*Aim of the exercise*
The lines to copy are those holding the string "this" in the entries below.

*Source material*
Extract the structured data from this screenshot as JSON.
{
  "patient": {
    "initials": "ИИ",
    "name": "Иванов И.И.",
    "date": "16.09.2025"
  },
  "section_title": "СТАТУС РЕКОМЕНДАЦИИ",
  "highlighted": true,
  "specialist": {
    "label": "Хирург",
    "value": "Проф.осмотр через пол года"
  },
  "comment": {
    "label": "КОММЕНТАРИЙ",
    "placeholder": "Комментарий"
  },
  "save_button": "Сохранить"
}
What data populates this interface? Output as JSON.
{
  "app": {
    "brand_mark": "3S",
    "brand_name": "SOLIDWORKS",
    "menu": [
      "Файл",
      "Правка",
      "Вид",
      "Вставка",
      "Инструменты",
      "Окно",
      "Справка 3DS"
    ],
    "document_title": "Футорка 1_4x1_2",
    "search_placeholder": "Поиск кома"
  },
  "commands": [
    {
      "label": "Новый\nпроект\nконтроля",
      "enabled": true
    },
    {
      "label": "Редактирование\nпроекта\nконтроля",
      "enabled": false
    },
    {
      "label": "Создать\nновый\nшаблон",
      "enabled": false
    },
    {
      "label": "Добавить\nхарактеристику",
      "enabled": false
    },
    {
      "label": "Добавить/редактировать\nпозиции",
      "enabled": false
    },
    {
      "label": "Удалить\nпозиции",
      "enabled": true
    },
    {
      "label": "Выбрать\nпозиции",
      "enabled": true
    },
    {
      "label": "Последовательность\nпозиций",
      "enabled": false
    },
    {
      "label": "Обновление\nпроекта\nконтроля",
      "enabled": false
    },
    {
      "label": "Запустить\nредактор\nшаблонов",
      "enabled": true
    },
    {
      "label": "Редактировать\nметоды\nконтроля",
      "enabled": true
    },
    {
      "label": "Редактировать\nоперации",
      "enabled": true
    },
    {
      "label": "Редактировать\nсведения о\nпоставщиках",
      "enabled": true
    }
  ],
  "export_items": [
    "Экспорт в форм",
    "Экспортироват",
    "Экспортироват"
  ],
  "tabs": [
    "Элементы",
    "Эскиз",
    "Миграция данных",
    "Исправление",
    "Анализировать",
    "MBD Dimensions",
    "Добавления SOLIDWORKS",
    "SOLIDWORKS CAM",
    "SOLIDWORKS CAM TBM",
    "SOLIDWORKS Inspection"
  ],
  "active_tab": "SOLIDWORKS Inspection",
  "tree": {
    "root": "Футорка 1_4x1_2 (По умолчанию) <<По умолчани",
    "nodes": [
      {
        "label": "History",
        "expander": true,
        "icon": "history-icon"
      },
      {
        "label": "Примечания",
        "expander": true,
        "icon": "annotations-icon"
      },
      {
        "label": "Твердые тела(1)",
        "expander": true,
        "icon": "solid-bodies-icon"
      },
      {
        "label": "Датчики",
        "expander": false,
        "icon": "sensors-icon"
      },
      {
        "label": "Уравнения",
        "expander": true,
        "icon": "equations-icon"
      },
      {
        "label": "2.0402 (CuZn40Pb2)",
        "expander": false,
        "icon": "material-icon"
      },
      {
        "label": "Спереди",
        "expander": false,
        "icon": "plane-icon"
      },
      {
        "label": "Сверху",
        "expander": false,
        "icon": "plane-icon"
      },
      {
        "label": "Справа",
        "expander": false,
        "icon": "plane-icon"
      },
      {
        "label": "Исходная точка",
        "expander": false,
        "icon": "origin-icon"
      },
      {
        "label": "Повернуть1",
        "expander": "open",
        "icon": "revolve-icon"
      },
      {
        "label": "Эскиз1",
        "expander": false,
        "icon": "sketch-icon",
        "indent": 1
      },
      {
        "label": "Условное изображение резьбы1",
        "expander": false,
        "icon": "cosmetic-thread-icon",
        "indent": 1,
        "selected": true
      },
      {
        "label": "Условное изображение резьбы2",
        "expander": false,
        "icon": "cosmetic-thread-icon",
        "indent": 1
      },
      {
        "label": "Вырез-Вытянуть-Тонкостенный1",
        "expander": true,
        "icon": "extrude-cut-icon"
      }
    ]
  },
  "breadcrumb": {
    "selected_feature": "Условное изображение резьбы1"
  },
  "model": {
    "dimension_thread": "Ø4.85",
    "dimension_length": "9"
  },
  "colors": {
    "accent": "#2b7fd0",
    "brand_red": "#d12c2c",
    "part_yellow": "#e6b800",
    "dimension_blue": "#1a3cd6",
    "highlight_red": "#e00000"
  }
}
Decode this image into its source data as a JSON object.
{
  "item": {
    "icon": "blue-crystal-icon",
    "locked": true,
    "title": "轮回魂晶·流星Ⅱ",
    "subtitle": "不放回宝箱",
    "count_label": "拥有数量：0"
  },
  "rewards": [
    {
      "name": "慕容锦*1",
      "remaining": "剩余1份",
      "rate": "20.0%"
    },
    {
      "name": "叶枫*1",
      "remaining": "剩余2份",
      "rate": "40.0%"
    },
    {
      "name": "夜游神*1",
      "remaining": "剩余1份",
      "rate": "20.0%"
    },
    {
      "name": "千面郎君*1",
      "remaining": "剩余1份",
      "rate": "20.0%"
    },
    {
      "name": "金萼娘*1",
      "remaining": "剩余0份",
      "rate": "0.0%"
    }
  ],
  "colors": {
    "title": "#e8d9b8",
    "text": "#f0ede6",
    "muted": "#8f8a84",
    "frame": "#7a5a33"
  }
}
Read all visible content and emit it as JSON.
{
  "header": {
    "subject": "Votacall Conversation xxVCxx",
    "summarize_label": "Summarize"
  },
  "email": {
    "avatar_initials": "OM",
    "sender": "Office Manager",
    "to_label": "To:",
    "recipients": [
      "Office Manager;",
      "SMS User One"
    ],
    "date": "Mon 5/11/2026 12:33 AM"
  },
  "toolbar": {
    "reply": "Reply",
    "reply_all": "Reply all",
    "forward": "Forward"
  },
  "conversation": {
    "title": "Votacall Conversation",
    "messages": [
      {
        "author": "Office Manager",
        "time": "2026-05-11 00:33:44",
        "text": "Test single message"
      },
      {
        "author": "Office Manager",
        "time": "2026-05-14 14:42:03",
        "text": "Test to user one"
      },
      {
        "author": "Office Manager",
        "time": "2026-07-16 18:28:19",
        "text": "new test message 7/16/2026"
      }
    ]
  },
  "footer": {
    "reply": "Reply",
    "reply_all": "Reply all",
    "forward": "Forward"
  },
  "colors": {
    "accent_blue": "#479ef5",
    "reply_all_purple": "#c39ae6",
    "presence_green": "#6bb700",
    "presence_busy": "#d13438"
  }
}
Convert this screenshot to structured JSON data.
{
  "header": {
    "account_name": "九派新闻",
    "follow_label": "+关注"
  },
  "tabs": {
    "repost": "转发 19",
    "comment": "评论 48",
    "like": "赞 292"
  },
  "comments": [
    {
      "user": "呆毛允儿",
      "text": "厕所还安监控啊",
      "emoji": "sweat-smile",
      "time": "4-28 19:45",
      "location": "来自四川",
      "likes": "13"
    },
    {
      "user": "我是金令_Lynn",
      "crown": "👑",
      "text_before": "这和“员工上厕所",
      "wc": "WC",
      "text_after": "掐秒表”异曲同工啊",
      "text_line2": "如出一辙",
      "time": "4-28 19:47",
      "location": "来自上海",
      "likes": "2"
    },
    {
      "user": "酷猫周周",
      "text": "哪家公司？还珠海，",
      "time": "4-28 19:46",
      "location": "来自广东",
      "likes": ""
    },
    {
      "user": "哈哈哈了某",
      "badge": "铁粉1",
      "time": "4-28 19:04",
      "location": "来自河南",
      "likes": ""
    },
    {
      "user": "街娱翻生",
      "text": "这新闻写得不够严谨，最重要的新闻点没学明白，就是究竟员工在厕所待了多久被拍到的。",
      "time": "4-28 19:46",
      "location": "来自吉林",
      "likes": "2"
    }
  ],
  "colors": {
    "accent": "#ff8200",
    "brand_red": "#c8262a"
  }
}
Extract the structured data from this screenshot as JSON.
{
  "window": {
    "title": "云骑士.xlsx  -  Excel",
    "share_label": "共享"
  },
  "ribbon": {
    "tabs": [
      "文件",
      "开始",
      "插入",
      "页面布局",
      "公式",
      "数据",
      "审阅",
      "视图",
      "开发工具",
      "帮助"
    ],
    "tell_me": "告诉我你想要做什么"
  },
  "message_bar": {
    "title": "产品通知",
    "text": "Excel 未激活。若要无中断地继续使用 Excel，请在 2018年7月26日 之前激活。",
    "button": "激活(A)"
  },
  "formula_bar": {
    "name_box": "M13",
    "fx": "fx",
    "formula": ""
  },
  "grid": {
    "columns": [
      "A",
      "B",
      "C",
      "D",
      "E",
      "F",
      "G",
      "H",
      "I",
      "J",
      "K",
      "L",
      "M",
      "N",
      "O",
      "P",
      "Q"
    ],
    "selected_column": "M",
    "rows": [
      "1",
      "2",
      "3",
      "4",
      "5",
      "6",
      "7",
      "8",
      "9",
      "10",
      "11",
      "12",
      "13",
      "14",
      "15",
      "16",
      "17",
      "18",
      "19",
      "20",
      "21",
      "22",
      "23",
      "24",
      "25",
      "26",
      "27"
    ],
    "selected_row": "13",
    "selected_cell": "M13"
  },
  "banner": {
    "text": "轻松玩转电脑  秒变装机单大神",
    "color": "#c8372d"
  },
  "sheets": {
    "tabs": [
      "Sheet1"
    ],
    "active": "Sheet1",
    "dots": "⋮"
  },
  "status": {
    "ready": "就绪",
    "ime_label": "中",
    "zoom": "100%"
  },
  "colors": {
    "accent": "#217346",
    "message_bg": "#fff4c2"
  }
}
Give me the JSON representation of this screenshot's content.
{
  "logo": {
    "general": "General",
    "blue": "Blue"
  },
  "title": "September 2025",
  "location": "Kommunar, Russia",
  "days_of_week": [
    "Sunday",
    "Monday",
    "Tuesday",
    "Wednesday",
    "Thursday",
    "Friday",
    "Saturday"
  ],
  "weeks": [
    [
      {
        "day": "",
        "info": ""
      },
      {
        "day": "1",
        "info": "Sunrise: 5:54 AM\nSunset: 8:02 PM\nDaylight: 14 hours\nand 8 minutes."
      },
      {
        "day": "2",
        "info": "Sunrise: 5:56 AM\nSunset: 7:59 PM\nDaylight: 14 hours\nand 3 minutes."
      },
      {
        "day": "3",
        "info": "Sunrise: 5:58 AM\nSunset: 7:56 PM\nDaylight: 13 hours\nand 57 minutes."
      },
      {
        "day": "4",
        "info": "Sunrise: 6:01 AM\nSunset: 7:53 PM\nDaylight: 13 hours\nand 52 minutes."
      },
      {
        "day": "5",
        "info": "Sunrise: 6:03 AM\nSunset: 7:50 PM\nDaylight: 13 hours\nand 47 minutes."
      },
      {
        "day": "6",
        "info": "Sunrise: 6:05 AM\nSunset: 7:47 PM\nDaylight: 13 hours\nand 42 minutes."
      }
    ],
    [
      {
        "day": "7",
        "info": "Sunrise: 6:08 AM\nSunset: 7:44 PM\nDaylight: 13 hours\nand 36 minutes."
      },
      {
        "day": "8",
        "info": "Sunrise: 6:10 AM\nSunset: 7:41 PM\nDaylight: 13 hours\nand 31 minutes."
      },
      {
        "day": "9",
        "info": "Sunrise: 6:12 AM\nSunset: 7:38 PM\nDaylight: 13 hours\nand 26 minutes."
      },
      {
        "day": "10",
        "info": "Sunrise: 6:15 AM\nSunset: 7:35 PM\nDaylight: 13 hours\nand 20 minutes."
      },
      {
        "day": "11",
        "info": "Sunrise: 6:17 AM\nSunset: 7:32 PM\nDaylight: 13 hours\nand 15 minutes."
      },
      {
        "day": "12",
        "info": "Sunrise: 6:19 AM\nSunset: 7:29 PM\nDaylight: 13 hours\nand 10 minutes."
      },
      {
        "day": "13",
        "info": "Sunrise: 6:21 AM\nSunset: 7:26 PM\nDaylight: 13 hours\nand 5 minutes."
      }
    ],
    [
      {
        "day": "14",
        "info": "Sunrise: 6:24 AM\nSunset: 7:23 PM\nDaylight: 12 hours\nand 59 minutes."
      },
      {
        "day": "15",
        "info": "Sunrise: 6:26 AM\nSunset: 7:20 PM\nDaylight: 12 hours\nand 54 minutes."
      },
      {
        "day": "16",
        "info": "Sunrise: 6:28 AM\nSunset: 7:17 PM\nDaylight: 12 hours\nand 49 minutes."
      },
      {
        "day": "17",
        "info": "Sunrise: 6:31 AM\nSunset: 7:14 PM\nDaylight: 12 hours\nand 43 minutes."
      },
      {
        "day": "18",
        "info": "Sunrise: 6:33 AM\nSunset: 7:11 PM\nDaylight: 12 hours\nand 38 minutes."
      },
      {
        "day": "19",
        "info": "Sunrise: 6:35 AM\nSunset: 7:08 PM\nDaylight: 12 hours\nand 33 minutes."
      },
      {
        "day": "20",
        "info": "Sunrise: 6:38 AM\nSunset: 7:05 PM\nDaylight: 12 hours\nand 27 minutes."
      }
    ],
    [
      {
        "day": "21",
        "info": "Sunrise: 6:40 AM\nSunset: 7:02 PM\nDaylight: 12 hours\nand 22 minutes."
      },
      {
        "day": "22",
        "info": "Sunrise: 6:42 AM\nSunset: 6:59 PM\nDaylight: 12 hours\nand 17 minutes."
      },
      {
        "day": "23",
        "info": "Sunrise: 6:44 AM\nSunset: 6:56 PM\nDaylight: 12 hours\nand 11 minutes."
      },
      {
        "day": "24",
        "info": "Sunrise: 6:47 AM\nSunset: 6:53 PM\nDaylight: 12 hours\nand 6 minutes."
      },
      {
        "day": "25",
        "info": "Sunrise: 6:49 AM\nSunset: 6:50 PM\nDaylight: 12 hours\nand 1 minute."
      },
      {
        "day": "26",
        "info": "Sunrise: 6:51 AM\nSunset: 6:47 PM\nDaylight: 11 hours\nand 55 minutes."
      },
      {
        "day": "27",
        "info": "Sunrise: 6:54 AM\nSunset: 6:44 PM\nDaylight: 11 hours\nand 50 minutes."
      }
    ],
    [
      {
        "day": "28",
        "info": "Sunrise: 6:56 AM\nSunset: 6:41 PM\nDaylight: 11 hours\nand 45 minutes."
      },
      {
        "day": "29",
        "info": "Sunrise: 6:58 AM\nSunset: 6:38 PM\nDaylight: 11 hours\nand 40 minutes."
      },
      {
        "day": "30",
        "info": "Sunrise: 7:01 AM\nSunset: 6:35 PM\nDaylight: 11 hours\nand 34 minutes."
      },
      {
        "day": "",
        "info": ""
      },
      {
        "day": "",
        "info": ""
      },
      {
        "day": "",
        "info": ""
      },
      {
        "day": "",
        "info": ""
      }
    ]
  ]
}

*Task output*
Extract the structured data from this screenshot as JSON.
What data populates this interface? Output as JSON.
Decode this image into its source data as a JSON object.
Convert this screenshot to structured JSON data.
Extract the structured data from this screenshot as JSON.
Give me the JSON representation of this screenshot's content.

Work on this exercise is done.